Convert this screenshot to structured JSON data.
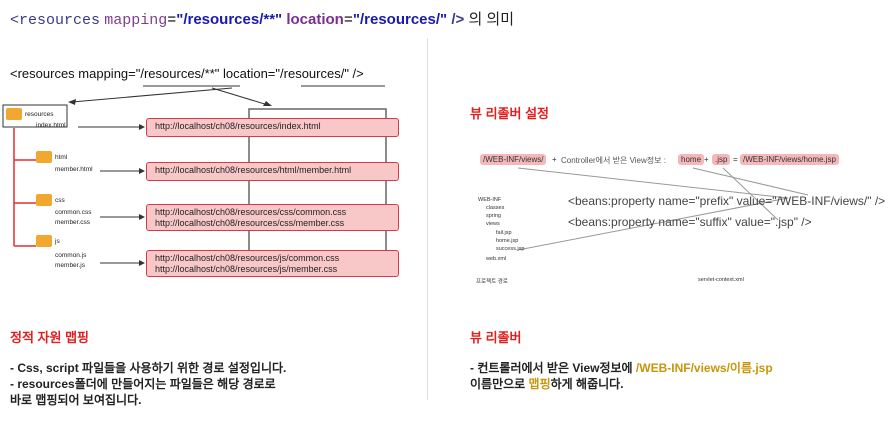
{
  "title": {
    "tag_open": "<resources",
    "mapping_attr": "mapping",
    "eq": "=",
    "mapping_val": "\"/resources/**\"",
    "location_attr": "location",
    "location_val": "\"/resources/\"",
    "close": "/>",
    "korean": "의 의미"
  },
  "left_diagram": {
    "code_line": "<resources mapping=\"/resources/**\" location=\"/resources/\" />",
    "tree": {
      "root": "resources",
      "root_file": "index.html",
      "folders": [
        {
          "name": "html",
          "files": [
            "member.html"
          ]
        },
        {
          "name": "css",
          "files": [
            "common.css",
            "member.css"
          ]
        },
        {
          "name": "js",
          "files": [
            "common.js",
            "member.js"
          ]
        }
      ]
    },
    "urls": [
      [
        "http://localhost/ch08/resources/index.html"
      ],
      [
        "http://localhost/ch08/resources/html/member.html"
      ],
      [
        "http://localhost/ch08/resources/css/common.css",
        "http://localhost/ch08/resources/css/member.css"
      ],
      [
        "http://localhost/ch08/resources/js/common.css",
        "http://localhost/ch08/resources/js/member.css"
      ]
    ]
  },
  "left_section": {
    "heading": "정적 자원 맵핑",
    "line1": "- Css, script 파일들을 사용하기 위한 경로 설정입니다.",
    "line2": "- resources폴더에 만들어지는 파일들은 해당 경로로",
    "line3": "바로 맵핑되어 보여집니다."
  },
  "right_top": {
    "heading": "뷰 리졸버 설정"
  },
  "right_diagram": {
    "pill_prefix": "/WEB-INF/views/",
    "plus1": "+",
    "mid_text": "Controller에서 받은 View정보 :",
    "pill_home": "home",
    "plus2": "+",
    "pill_jsp": ".jsp",
    "eq": "=",
    "pill_result": "/WEB-INF/views/home.jsp",
    "bean1": "<beans:property name=\"prefix\" value=\"/WEB-INF/views/\" />",
    "bean2": "<beans:property name=\"suffix\" value=\".jsp\" />",
    "tree": [
      "WEB-INF",
      "classes",
      "spring",
      "views",
      "fail.jsp",
      "home.jsp",
      "success.jsp",
      "web.xml"
    ],
    "caption_left": "프로젝트 경로",
    "caption_right": "servlet-context.xml"
  },
  "right_section": {
    "heading": "뷰 리졸버",
    "line1_a": "- 컨트롤러에서 받은 View정보에 ",
    "line1_hl": "/WEB-INF/views/이름.jsp",
    "line2_a": "이름만으로 ",
    "line2_hl": "맵핑",
    "line2_b": "하게 해줍니다."
  },
  "colors": {
    "heading_red": "#e02020",
    "highlight": "#c8960a",
    "url_box_fill": "#f8c8c8",
    "url_box_border": "#d43a4a"
  }
}
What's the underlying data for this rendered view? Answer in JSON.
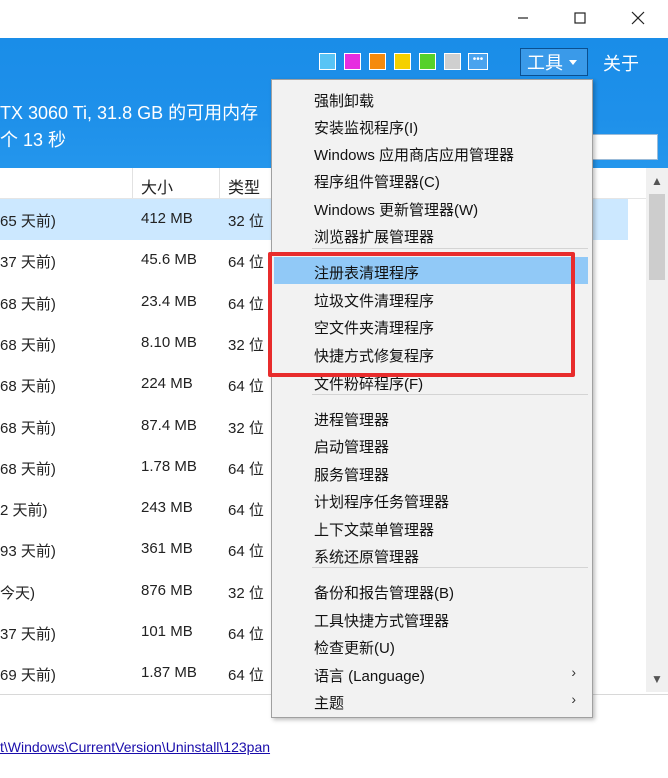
{
  "header": {
    "system_info": "TX 3060 Ti, 31.8 GB 的可用内存",
    "time_info": "个 13 秒",
    "tools_label": "工具",
    "about_label": "关于",
    "more_label": "•••",
    "swatches": [
      "#58c4f5",
      "#e62ee0",
      "#f58a0c",
      "#f5d000",
      "#56d12a",
      "#cfcfcf"
    ]
  },
  "columns": {
    "size": "大小",
    "type": "类型"
  },
  "rows": [
    {
      "date": "65 天前)",
      "size": "412 MB",
      "type": "32 位",
      "selected": true
    },
    {
      "date": "37 天前)",
      "size": "45.6 MB",
      "type": "64 位"
    },
    {
      "date": "68 天前)",
      "size": "23.4 MB",
      "type": "64 位"
    },
    {
      "date": "68 天前)",
      "size": "8.10 MB",
      "type": "32 位"
    },
    {
      "date": "68 天前)",
      "size": "224 MB",
      "type": "64 位"
    },
    {
      "date": "68 天前)",
      "size": "87.4 MB",
      "type": "32 位"
    },
    {
      "date": "68 天前)",
      "size": "1.78 MB",
      "type": "64 位"
    },
    {
      "date": "2 天前)",
      "size": "243 MB",
      "type": "64 位"
    },
    {
      "date": "93 天前)",
      "size": "361 MB",
      "type": "64 位"
    },
    {
      "date": "今天)",
      "size": "876 MB",
      "type": "32 位"
    },
    {
      "date": "37 天前)",
      "size": "101 MB",
      "type": "64 位"
    },
    {
      "date": "69 天前)",
      "size": "1.87 MB",
      "type": "64 位"
    }
  ],
  "bottom": {
    "registry_path": "t\\Windows\\CurrentVersion\\Uninstall\\123pan"
  },
  "menu": {
    "items": [
      "强制卸载",
      "安装监视程序(I)",
      "Windows 应用商店应用管理器",
      "程序组件管理器(C)",
      "Windows 更新管理器(W)",
      "浏览器扩展管理器",
      "注册表清理程序",
      "垃圾文件清理程序",
      "空文件夹清理程序",
      "快捷方式修复程序",
      "文件粉碎程序(F)",
      "进程管理器",
      "启动管理器",
      "服务管理器",
      "计划程序任务管理器",
      "上下文菜单管理器",
      "系统还原管理器",
      "备份和报告管理器(B)",
      "工具快捷方式管理器",
      "检查更新(U)",
      "语言 (Language)",
      "主题"
    ],
    "highlighted_index": 6,
    "submenu_arrow": "›"
  },
  "annotation_color": "#e82c2c"
}
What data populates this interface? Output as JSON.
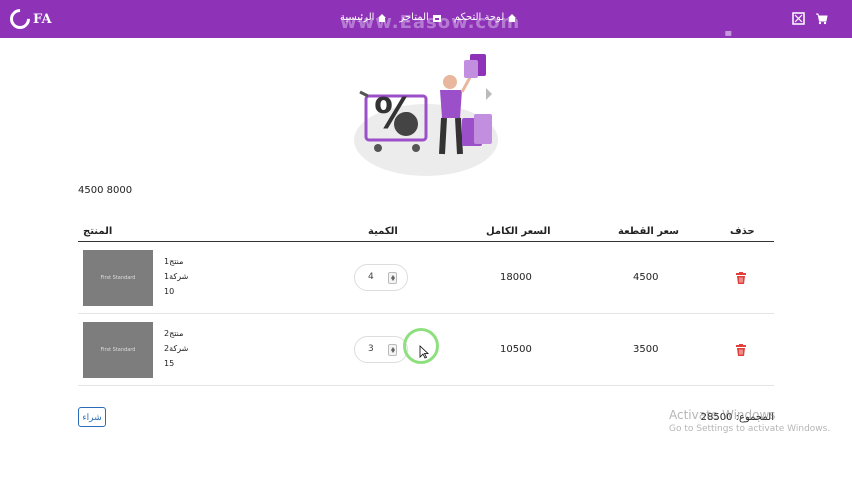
{
  "navbar": {
    "brand": "FA",
    "links": [
      "لوحة التحكم",
      "المتاجر",
      "الرئيسية"
    ],
    "watermark": "www.Easow.com",
    "watermark2": "wavipo"
  },
  "summary_numbers": "4500 8000",
  "table": {
    "headers": {
      "product": "المنتج",
      "quantity": "الكمية",
      "full_price": "السعر الكامل",
      "unit_price": "سعر القطعة",
      "delete": "حذف"
    },
    "rows": [
      {
        "image_text": "First Standard",
        "name": "منتج1",
        "company": "شركة1",
        "stock": "10",
        "quantity": "4",
        "full_price": "18000",
        "unit_price": "4500"
      },
      {
        "image_text": "First Standard",
        "name": "منتج2",
        "company": "شركة2",
        "stock": "15",
        "quantity": "3",
        "full_price": "10500",
        "unit_price": "3500"
      }
    ]
  },
  "buy_label": "شراء",
  "total_label": "المجموع: 28500",
  "activation": {
    "title": "Activate Windows",
    "subtitle": "Go to Settings to activate Windows."
  },
  "colors": {
    "nav_bg": "#8e33b8",
    "accent": "#2a6cb8",
    "delete": "#e0413d"
  }
}
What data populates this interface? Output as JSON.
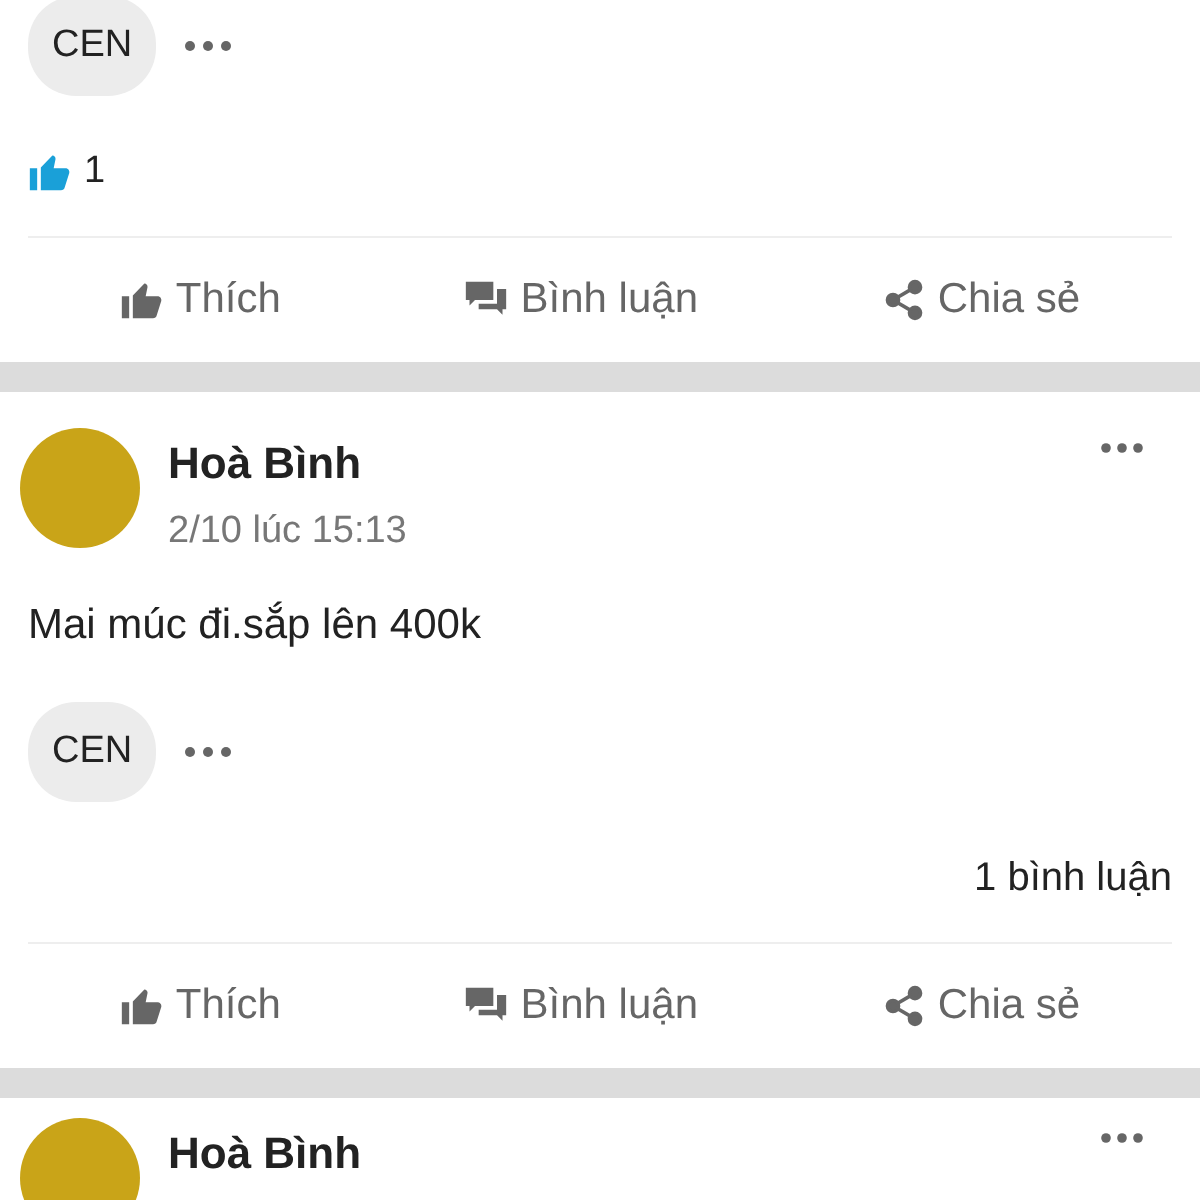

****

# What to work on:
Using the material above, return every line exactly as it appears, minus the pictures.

# Answer:
Convert this screenshot to structured JSON data.
{
  "title": {
    "tag_open": "<resources",
    "mapping_attr": "mapping",
    "eq": "=",
    "mapping_val": "\"/resources/**\"",
    "location_attr": "location",
    "location_val": "\"/resources/\"",
    "close": "/>",
    "korean": "의 의미"
  },
  "left_diagram": {
    "code_line": "<resources mapping=\"/resources/**\" location=\"/resources/\" />",
    "tree": {
      "root": "resources",
      "root_file": "index.html",
      "folders": [
        {
          "name": "html",
          "files": [
            "member.html"
          ]
        },
        {
          "name": "css",
          "files": [
            "common.css",
            "member.css"
          ]
        },
        {
          "name": "js",
          "files": [
            "common.js",
            "member.js"
          ]
        }
      ]
    },
    "urls": [
      [
        "http://localhost/ch08/resources/index.html"
      ],
      [
        "http://localhost/ch08/resources/html/member.html"
      ],
      [
        "http://localhost/ch08/resources/css/common.css",
        "http://localhost/ch08/resources/css/member.css"
      ],
      [
        "http://localhost/ch08/resources/js/common.css",
        "http://localhost/ch08/resources/js/member.css"
      ]
    ]
  },
  "left_section": {
    "heading": "정적 자원 맵핑",
    "line1": "- Css, script 파일들을 사용하기 위한 경로 설정입니다.",
    "line2": "- resources폴더에 만들어지는 파일들은 해당 경로로",
    "line3": "바로 맵핑되어 보여집니다."
  },
  "right_top": {
    "heading": "뷰 리졸버 설정"
  },
  "right_diagram": {
    "pill_prefix": "/WEB-INF/views/",
    "plus1": "+",
    "mid_text": "Controller에서 받은 View정보 :",
    "pill_home": "home",
    "plus2": "+",
    "pill_jsp": ".jsp",
    "eq": "=",
    "pill_result": "/WEB-INF/views/home.jsp",
    "bean1": "<beans:property name=\"prefix\" value=\"/WEB-INF/views/\" />",
    "bean2": "<beans:property name=\"suffix\" value=\".jsp\" />",
    "tree": [
      "WEB-INF",
      "classes",
      "spring",
      "views",
      "fail.jsp",
      "home.jsp",
      "success.jsp",
      "web.xml"
    ],
    "caption_left": "프로젝트 경로",
    "caption_right": "servlet-context.xml"
  },
  "right_section": {
    "heading": "뷰 리졸버",
    "line1_a": "- 컨트롤러에서 받은 View정보에 ",
    "line1_hl": "/WEB-INF/views/이름.jsp",
    "line2_a": "이름만으로 ",
    "line2_hl": "맵핑",
    "line2_b": "하게 해줍니다."
  },
  "colors": {
    "heading_red": "#e02020",
    "highlight": "#c8960a",
    "url_box_fill": "#f8c8c8",
    "url_box_border": "#d43a4a"
  }
}
What's the underlying data for this rendered view? Answer in JSON.
{
  "header": {
    "system_info": "TX 3060 Ti, 31.8 GB 的可用内存",
    "time_info": "个 13 秒",
    "tools_label": "工具",
    "about_label": "关于",
    "more_label": "•••",
    "swatches": [
      "#58c4f5",
      "#e62ee0",
      "#f58a0c",
      "#f5d000",
      "#56d12a",
      "#cfcfcf"
    ]
  },
  "columns": {
    "size": "大小",
    "type": "类型"
  },
  "rows": [
    {
      "date": "65 天前)",
      "size": "412 MB",
      "type": "32 位",
      "selected": true
    },
    {
      "date": "37 天前)",
      "size": "45.6 MB",
      "type": "64 位"
    },
    {
      "date": "68 天前)",
      "size": "23.4 MB",
      "type": "64 位"
    },
    {
      "date": "68 天前)",
      "size": "8.10 MB",
      "type": "32 位"
    },
    {
      "date": "68 天前)",
      "size": "224 MB",
      "type": "64 位"
    },
    {
      "date": "68 天前)",
      "size": "87.4 MB",
      "type": "32 位"
    },
    {
      "date": "68 天前)",
      "size": "1.78 MB",
      "type": "64 位"
    },
    {
      "date": "2 天前)",
      "size": "243 MB",
      "type": "64 位"
    },
    {
      "date": "93 天前)",
      "size": "361 MB",
      "type": "64 位"
    },
    {
      "date": "今天)",
      "size": "876 MB",
      "type": "32 位"
    },
    {
      "date": "37 天前)",
      "size": "101 MB",
      "type": "64 位"
    },
    {
      "date": "69 天前)",
      "size": "1.87 MB",
      "type": "64 位"
    }
  ],
  "bottom": {
    "registry_path": "t\\Windows\\CurrentVersion\\Uninstall\\123pan"
  },
  "menu": {
    "items": [
      "强制卸载",
      "安装监视程序(I)",
      "Windows 应用商店应用管理器",
      "程序组件管理器(C)",
      "Windows 更新管理器(W)",
      "浏览器扩展管理器",
      "注册表清理程序",
      "垃圾文件清理程序",
      "空文件夹清理程序",
      "快捷方式修复程序",
      "文件粉碎程序(F)",
      "进程管理器",
      "启动管理器",
      "服务管理器",
      "计划程序任务管理器",
      "上下文菜单管理器",
      "系统还原管理器",
      "备份和报告管理器(B)",
      "工具快捷方式管理器",
      "检查更新(U)",
      "语言 (Language)",
      "主题"
    ],
    "highlighted_index": 6,
    "submenu_arrow": "›"
  },
  "annotation_color": "#e82c2c"
}
What data populates this interface? Output as JSON.
{
  "navbar": {
    "brand": "FA",
    "links": [
      "لوحة التحكم",
      "المتاجر",
      "الرئيسية"
    ],
    "watermark": "www.Easow.com",
    "watermark2": "wavipo"
  },
  "summary_numbers": "4500 8000",
  "table": {
    "headers": {
      "product": "المنتج",
      "quantity": "الكمية",
      "full_price": "السعر الكامل",
      "unit_price": "سعر القطعة",
      "delete": "حذف"
    },
    "rows": [
      {
        "image_text": "First Standard",
        "name": "منتج1",
        "company": "شركة1",
        "stock": "10",
        "quantity": "4",
        "full_price": "18000",
        "unit_price": "4500"
      },
      {
        "image_text": "First Standard",
        "name": "منتج2",
        "company": "شركة2",
        "stock": "15",
        "quantity": "3",
        "full_price": "10500",
        "unit_price": "3500"
      }
    ]
  },
  "buy_label": "شراء",
  "total_label": "المجموع: 28500",
  "activation": {
    "title": "Activate Windows",
    "subtitle": "Go to Settings to activate Windows."
  },
  "colors": {
    "nav_bg": "#8e33b8",
    "accent": "#2a6cb8",
    "delete": "#e0413d"
  }
}
What data populates this interface? Output as JSON.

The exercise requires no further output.